But Lorenz is also a Planning Commissioner. And, if the A’s move forward with their Fremont ballpark plan, it will have to go to the commission for review. It seems that Lorenz would be inclined to favor a the team’s project. His email is below.
From: Dirk Lorenz
Sent: Thursday, February 19, 2009 2:12 PM
Subject: Fw: Message re the A’s! Don’t Let Fremont be Left on the
Folks… let’s not let history repeat itself. Let’s not let this slip through our fingers. From the standpoint of economic development and jobs in OUR community…plan on attending the Saddlerack event mentioned below. If you want to see the A’s locate in their original Pac Commons site… If you want to see an upscale shopping village with retailers similar to those seen in Santana Row and elsewhere….
this is the event not to be missed. Please spread the word…we want jobs and exciting retail in our community. Remember, a rising tide floats all boats…. this development will bring much more than just what the A’s have planned… successful retail generates sales tax that funds police, fire and maintenance services in our entire community. Please show your support by attending this Saddlerack event! Please pass it on.

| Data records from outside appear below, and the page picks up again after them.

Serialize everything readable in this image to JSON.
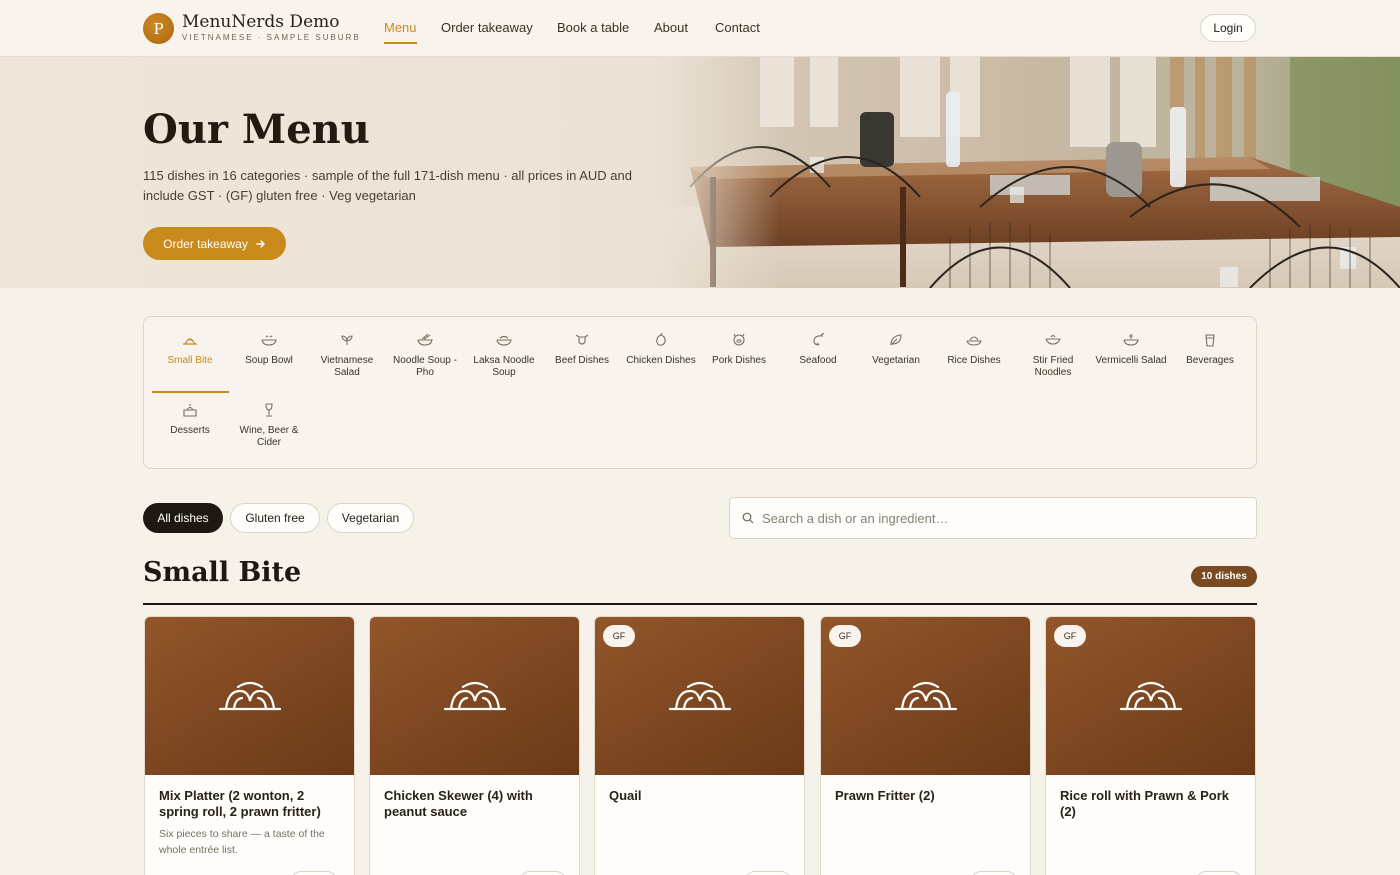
{
  "brand": {
    "logo_letter": "P",
    "name": "MenuNerds Demo",
    "subtitle": "VIETNAMESE · SAMPLE SUBURB"
  },
  "nav": {
    "items": [
      {
        "label": "Menu",
        "active": true
      },
      {
        "label": "Order takeaway"
      },
      {
        "label": "Book a table"
      },
      {
        "label": "About"
      },
      {
        "label": "Contact"
      }
    ],
    "login_label": "Login"
  },
  "hero": {
    "title": "Our Menu",
    "description": "115 dishes in 16 categories · sample of the full 171-dish menu · all prices in AUD and include GST · (GF) gluten free · Veg vegetarian",
    "cta_label": "Order takeaway",
    "cta_icon": "arrow-right-icon"
  },
  "categories": [
    {
      "label": "Small Bite",
      "icon": "platter-icon",
      "active": true
    },
    {
      "label": "Soup Bowl",
      "icon": "bowl-icon"
    },
    {
      "label": "Vietnamese Salad",
      "icon": "leaf-icon"
    },
    {
      "label": "Noodle Soup - Pho",
      "icon": "noodle-bowl-icon"
    },
    {
      "label": "Laksa Noodle Soup",
      "icon": "laksa-bowl-icon"
    },
    {
      "label": "Beef Dishes",
      "icon": "cow-icon"
    },
    {
      "label": "Chicken Dishes",
      "icon": "chicken-icon"
    },
    {
      "label": "Pork Dishes",
      "icon": "pig-icon"
    },
    {
      "label": "Seafood",
      "icon": "shrimp-icon"
    },
    {
      "label": "Vegetarian",
      "icon": "veg-leaf-icon"
    },
    {
      "label": "Rice Dishes",
      "icon": "rice-bowl-icon"
    },
    {
      "label": "Stir Fried Noodles",
      "icon": "wok-icon"
    },
    {
      "label": "Vermicelli Salad",
      "icon": "vermicelli-icon"
    },
    {
      "label": "Beverages",
      "icon": "cup-icon"
    },
    {
      "label": "Desserts",
      "icon": "cake-icon"
    },
    {
      "label": "Wine, Beer & Cider",
      "icon": "wine-glass-icon"
    }
  ],
  "filters": {
    "all": "All dishes",
    "gluten_free": "Gluten free",
    "vegetarian": "Vegetarian"
  },
  "search": {
    "placeholder": "Search a dish or an ingredient…",
    "value": ""
  },
  "section": {
    "title": "Small Bite",
    "count": "10 dishes"
  },
  "dishes": [
    {
      "name": "Mix Platter (2 wonton, 2 spring roll, 2 prawn fritter)",
      "desc": "Six pieces to share — a taste of the whole entrée list.",
      "badge": "",
      "icon": "dish-cloche-icon"
    },
    {
      "name": "Chicken Skewer (4) with peanut sauce",
      "desc": "",
      "badge": "",
      "icon": "dish-cloche-icon"
    },
    {
      "name": "Quail",
      "desc": "",
      "badge": "GF",
      "icon": "dish-cloche-icon"
    },
    {
      "name": "Prawn Fritter (2)",
      "desc": "",
      "badge": "GF",
      "icon": "dish-cloche-icon"
    },
    {
      "name": "Rice roll with Prawn & Pork (2)",
      "desc": "",
      "badge": "GF",
      "icon": "dish-cloche-icon"
    }
  ],
  "colors": {
    "accent": "#c98a1c",
    "dark": "#1f1812",
    "card_image": "#7c4620",
    "badge": "#7a4a22",
    "background": "#f6f1e9"
  }
}
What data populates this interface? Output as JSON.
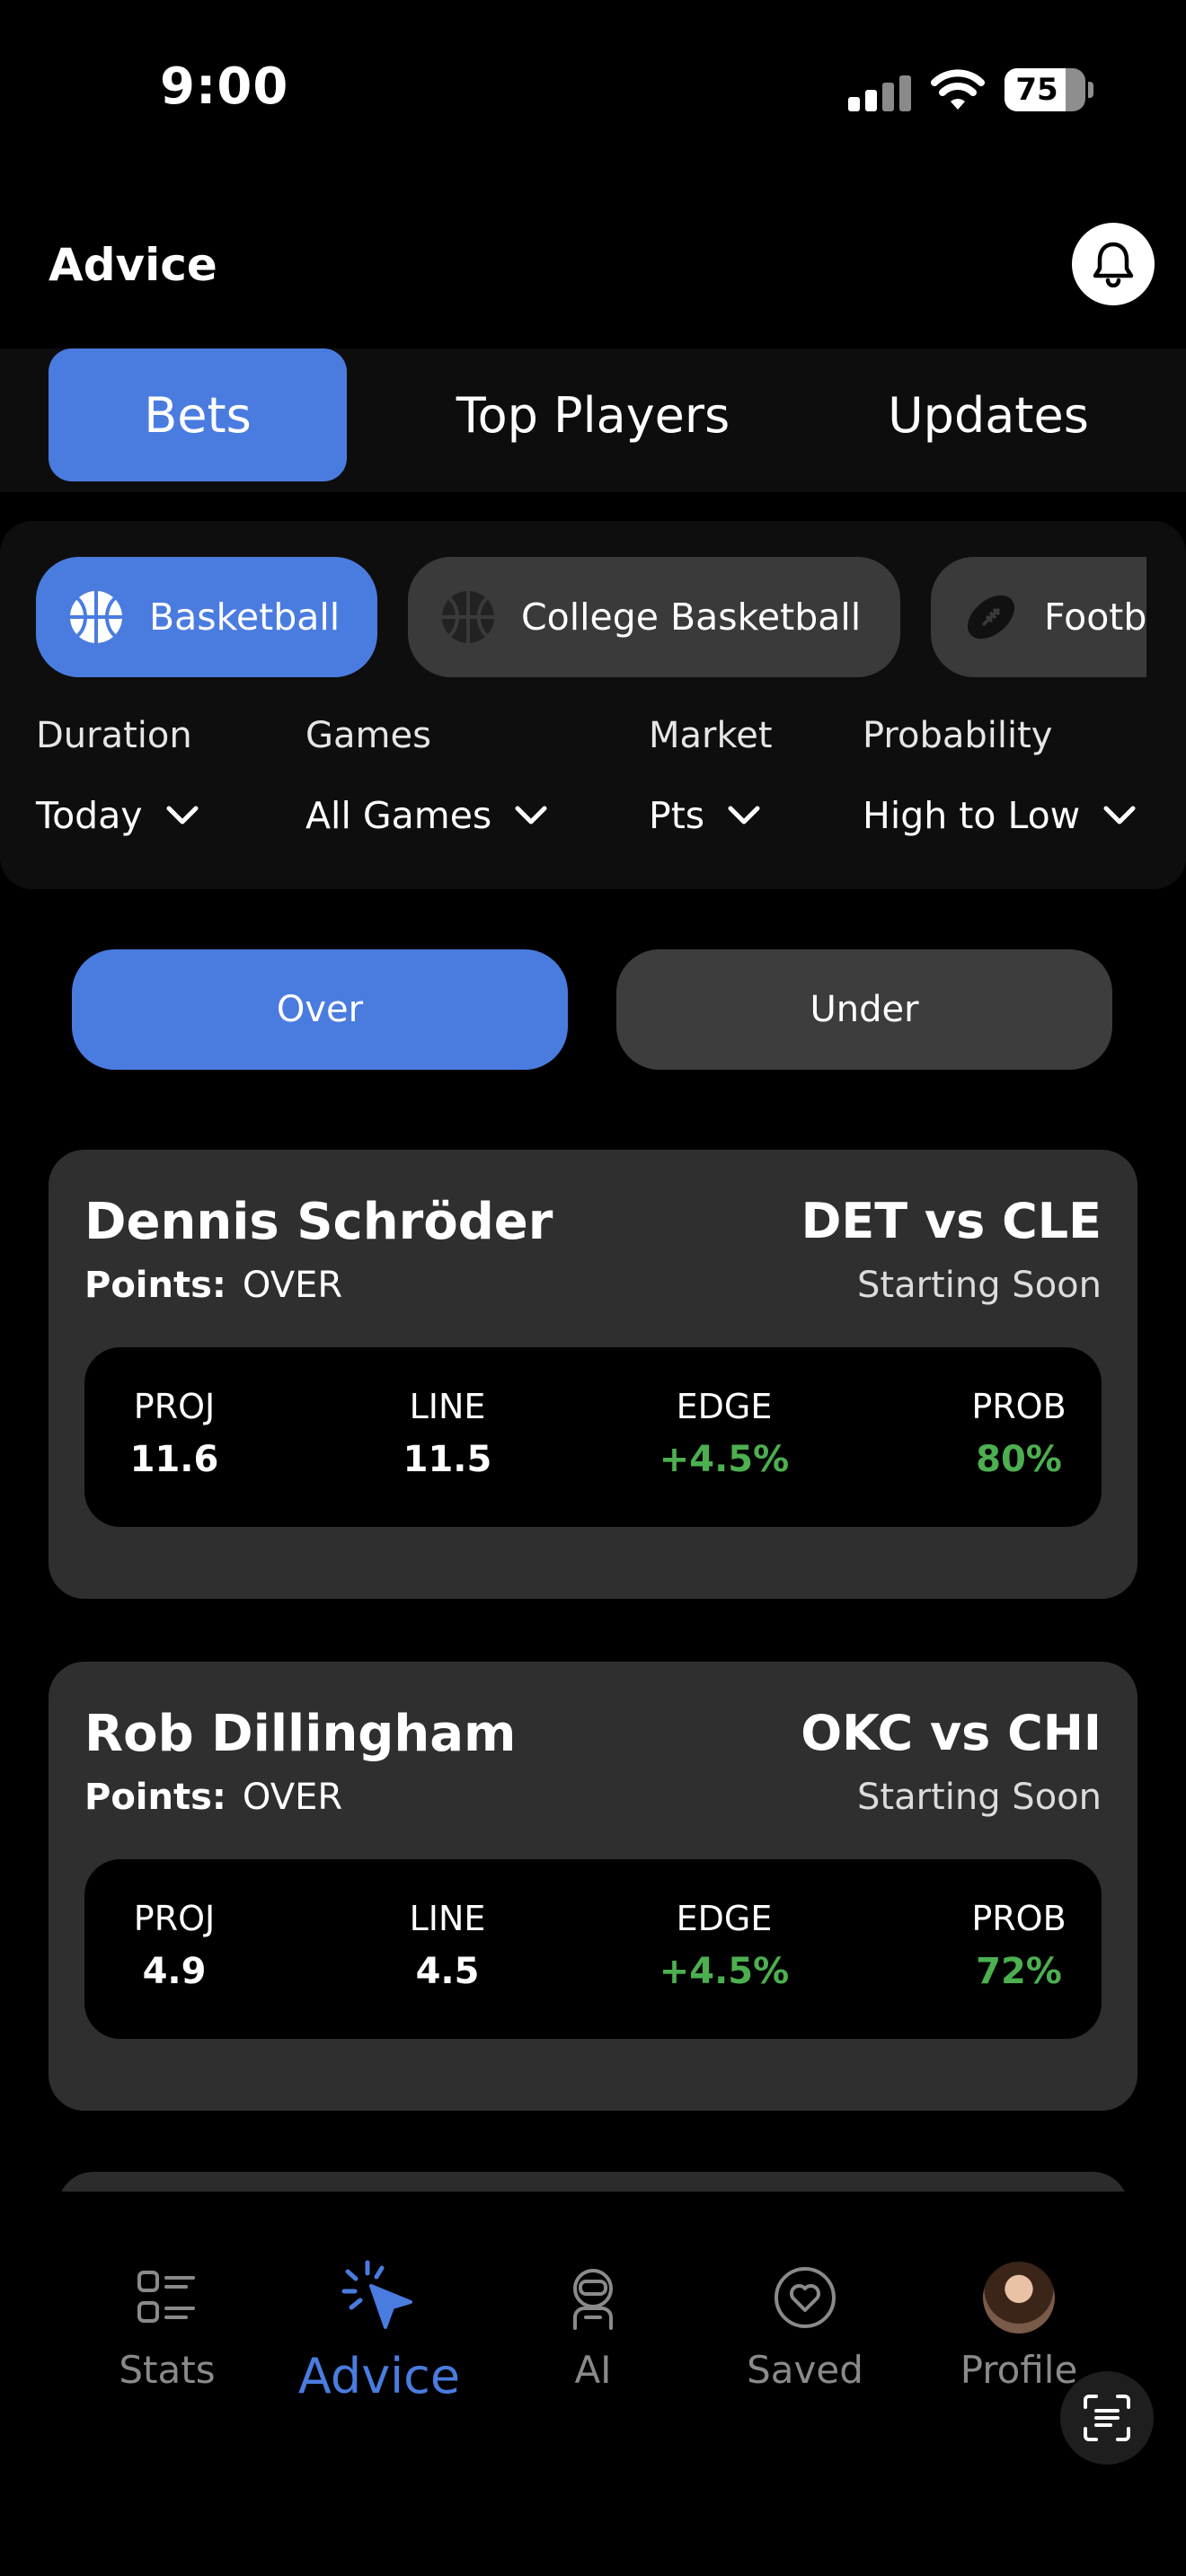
{
  "status_bar": {
    "time": "9:00",
    "battery": "75",
    "battery_level": 0.75
  },
  "header": {
    "title": "Advice"
  },
  "tabs": [
    {
      "label": "Bets",
      "active": true
    },
    {
      "label": "Top Players",
      "active": false
    },
    {
      "label": "Updates",
      "active": false
    }
  ],
  "sports": [
    {
      "label": "Basketball",
      "icon": "basketball-icon",
      "active": true
    },
    {
      "label": "College Basketball",
      "icon": "basketball-icon",
      "active": false
    },
    {
      "label": "Football",
      "icon": "football-icon",
      "active": false
    }
  ],
  "filters": {
    "duration": {
      "label": "Duration",
      "value": "Today"
    },
    "games": {
      "label": "Games",
      "value": "All Games"
    },
    "market": {
      "label": "Market",
      "value": "Pts"
    },
    "probability": {
      "label": "Probability",
      "value": "High to Low"
    }
  },
  "side_toggle": {
    "over": "Over",
    "under": "Under",
    "selected": "Over"
  },
  "stat_labels": {
    "proj": "PROJ",
    "line": "LINE",
    "edge": "EDGE",
    "prob": "PROB"
  },
  "cards": [
    {
      "player": "Dennis Schröder",
      "market_label": "Points:",
      "side": "OVER",
      "matchup": "DET vs CLE",
      "status": "Starting Soon",
      "proj": "11.6",
      "line": "11.5",
      "edge": "+4.5%",
      "prob": "80%"
    },
    {
      "player": "Rob Dillingham",
      "market_label": "Points:",
      "side": "OVER",
      "matchup": "OKC vs CHI",
      "status": "Starting Soon",
      "proj": "4.9",
      "line": "4.5",
      "edge": "+4.5%",
      "prob": "72%"
    }
  ],
  "bottom_nav": [
    {
      "label": "Stats",
      "icon": "stats-list-icon",
      "active": false
    },
    {
      "label": "Advice",
      "icon": "advice-tap-icon",
      "active": true
    },
    {
      "label": "AI",
      "icon": "robot-icon",
      "active": false
    },
    {
      "label": "Saved",
      "icon": "heart-icon",
      "active": false
    },
    {
      "label": "Profile",
      "icon": "avatar",
      "active": false
    }
  ],
  "colors": {
    "accent": "#4a7ce0",
    "positive": "#4caf50",
    "card": "#2f2f2f",
    "background": "#000000"
  }
}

Below is an email from Nina Moore — formerly a school board director and now the director of government and community affairs for the Fremont Chamber of Commerce.
The crux of the email, which has already been posted on an anti-stadium site, is that A’s supporters haven’t given up and are turning their attention back to Pacific Commons as a ballpark site.
Moore said the email was to update the chamber board on the latest news she had. “It’s more of a statement of this is the situation, let’s make sure we don’t lose the opportunity to thave the A’s in Fremont,” she said.
Here is the email:
As you may have surmised, things are looking dim for the A’s move to
Fremont. The stadium at Warm Springs is almost certainly dead, but
we want to make sure that we make every effort to keep the A’s from
giving up on Fremont altogether. I wanted to update you on several
positive actions we are planning.
First, we are working with Audrey Scott of Vida y Vino to get the
Pacific Commons retailers who are supportive of the A’s Ballpark
Village proposal to communicate that once more to the A’s and to
ProLogis. We are organizing a meeting with the retailers at 9:00
Tuesday morning, February 24th, and plan to have a petition for them
to sign at that meeting.
We are also working with the A’s to Fremont support group to organize
a rally at the Saddle Rack in Fremont on Wednesday evening, February
25th, 5:30 pm. Continue Reading